EXERCISE PROMPT –
Whenever a line carries the word "active", pull it out of the entries.

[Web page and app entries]
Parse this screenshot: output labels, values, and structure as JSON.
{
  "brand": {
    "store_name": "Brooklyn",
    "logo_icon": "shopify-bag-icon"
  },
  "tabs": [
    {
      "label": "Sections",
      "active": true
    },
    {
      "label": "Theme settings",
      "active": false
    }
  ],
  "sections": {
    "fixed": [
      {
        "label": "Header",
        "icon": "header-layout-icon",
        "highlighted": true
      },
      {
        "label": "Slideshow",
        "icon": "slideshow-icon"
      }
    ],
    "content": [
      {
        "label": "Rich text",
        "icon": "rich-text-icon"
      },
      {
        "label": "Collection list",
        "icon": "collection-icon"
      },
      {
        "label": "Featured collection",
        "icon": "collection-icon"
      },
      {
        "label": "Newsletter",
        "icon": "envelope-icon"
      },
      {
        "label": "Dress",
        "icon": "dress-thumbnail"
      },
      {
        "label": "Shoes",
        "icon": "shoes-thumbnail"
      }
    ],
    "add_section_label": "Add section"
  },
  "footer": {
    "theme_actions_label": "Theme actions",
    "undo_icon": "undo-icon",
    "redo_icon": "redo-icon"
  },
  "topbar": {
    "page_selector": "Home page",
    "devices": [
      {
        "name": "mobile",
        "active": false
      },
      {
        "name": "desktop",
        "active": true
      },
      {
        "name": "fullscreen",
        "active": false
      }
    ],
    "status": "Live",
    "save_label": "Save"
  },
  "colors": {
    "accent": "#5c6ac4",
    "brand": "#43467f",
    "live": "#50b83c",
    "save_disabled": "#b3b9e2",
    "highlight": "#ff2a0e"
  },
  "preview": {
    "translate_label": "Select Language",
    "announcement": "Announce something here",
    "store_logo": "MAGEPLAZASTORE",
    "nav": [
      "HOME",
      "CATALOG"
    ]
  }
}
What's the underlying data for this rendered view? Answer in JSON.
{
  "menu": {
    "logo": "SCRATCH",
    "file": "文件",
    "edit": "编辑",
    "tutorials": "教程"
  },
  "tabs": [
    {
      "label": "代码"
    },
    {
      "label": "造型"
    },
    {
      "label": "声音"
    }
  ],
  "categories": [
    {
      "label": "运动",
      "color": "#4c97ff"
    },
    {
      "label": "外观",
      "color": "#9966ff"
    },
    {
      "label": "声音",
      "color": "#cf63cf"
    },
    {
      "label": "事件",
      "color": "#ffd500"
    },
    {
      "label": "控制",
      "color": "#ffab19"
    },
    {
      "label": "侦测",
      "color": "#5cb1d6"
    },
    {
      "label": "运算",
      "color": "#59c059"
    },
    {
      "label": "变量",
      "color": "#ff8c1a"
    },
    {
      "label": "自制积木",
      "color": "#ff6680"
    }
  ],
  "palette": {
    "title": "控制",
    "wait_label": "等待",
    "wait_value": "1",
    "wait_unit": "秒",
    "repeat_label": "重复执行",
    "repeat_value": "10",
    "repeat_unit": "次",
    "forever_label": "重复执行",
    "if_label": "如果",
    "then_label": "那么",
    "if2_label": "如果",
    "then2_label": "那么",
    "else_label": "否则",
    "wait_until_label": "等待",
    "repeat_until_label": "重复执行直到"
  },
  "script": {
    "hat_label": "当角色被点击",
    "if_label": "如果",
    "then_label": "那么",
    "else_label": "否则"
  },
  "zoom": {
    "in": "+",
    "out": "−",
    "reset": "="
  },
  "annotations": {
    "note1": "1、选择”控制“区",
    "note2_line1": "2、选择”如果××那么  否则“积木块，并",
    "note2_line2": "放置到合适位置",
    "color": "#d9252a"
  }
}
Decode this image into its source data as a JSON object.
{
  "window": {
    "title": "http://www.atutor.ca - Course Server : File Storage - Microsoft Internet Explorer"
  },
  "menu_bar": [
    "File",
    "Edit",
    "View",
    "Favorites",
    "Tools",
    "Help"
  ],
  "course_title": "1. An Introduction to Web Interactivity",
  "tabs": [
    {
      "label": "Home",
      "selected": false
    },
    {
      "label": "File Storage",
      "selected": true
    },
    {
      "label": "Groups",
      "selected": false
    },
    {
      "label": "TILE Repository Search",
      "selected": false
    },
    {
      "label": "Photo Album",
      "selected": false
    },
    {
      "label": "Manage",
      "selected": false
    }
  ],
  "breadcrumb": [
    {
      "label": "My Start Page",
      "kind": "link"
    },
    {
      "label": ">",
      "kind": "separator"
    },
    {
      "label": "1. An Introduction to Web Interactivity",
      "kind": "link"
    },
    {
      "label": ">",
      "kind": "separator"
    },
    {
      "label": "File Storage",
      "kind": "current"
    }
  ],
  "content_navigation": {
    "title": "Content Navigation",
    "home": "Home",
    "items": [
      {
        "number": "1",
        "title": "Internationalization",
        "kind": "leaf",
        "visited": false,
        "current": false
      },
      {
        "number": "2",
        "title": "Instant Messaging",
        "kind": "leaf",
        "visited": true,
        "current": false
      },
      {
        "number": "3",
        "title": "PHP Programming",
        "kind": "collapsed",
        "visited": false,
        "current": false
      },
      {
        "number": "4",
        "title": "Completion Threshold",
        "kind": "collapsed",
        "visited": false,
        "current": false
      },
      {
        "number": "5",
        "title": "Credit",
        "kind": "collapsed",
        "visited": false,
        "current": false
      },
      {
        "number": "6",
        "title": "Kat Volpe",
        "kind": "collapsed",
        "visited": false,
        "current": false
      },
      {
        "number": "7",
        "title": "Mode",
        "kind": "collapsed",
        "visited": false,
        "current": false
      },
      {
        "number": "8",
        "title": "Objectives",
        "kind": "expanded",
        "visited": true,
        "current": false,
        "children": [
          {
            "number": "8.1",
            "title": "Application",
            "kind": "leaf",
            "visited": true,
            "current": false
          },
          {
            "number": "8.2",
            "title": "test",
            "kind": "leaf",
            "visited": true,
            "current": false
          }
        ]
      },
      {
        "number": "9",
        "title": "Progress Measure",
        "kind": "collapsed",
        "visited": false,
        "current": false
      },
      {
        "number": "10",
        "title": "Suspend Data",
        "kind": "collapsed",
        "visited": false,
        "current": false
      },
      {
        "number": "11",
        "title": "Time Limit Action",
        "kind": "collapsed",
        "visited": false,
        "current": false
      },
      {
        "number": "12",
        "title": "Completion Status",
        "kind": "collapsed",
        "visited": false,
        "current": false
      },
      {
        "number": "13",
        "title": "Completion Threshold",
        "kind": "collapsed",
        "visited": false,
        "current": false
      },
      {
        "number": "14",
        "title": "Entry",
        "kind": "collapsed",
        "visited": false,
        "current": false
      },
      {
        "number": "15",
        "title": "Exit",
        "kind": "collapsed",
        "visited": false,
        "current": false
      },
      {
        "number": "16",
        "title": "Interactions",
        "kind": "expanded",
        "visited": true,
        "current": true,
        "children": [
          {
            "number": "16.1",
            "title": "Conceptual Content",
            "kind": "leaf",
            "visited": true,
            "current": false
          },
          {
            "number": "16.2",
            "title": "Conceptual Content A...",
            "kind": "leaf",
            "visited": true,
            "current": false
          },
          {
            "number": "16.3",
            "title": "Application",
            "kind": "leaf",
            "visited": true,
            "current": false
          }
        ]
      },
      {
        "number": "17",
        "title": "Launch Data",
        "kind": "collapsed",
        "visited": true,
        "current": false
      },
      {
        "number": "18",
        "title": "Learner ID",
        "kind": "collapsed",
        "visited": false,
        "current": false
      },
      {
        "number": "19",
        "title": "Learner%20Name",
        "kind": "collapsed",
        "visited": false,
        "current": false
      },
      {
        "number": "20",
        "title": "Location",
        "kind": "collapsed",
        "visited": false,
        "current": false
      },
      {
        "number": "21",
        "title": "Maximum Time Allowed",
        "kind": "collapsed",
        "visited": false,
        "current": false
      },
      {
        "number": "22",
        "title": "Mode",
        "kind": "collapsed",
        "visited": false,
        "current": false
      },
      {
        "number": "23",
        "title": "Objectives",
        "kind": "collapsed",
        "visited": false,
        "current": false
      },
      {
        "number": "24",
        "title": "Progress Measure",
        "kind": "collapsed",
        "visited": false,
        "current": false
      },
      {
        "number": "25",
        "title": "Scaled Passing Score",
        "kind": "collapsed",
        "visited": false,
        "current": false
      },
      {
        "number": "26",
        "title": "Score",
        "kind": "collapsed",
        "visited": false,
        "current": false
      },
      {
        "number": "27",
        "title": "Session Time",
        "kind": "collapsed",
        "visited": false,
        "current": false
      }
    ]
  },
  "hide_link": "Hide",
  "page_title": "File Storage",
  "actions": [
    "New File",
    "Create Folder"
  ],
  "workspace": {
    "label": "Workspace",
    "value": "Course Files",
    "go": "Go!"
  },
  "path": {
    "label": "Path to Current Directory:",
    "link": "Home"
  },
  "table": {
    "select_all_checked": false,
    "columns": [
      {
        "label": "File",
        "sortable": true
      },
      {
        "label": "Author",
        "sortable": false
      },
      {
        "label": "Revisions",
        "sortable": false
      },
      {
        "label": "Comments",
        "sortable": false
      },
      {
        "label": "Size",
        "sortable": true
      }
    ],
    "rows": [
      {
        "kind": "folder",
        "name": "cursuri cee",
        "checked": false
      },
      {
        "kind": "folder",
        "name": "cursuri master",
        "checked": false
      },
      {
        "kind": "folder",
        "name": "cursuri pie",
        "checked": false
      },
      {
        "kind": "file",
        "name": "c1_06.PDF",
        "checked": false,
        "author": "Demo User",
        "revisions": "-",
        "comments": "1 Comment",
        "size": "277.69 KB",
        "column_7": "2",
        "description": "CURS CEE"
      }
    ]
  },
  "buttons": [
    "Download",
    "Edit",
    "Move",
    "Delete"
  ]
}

RESULT OF THIS EXERCISE –
      "active": true
      "active": false
        "active": false
        "active": true
        "active": false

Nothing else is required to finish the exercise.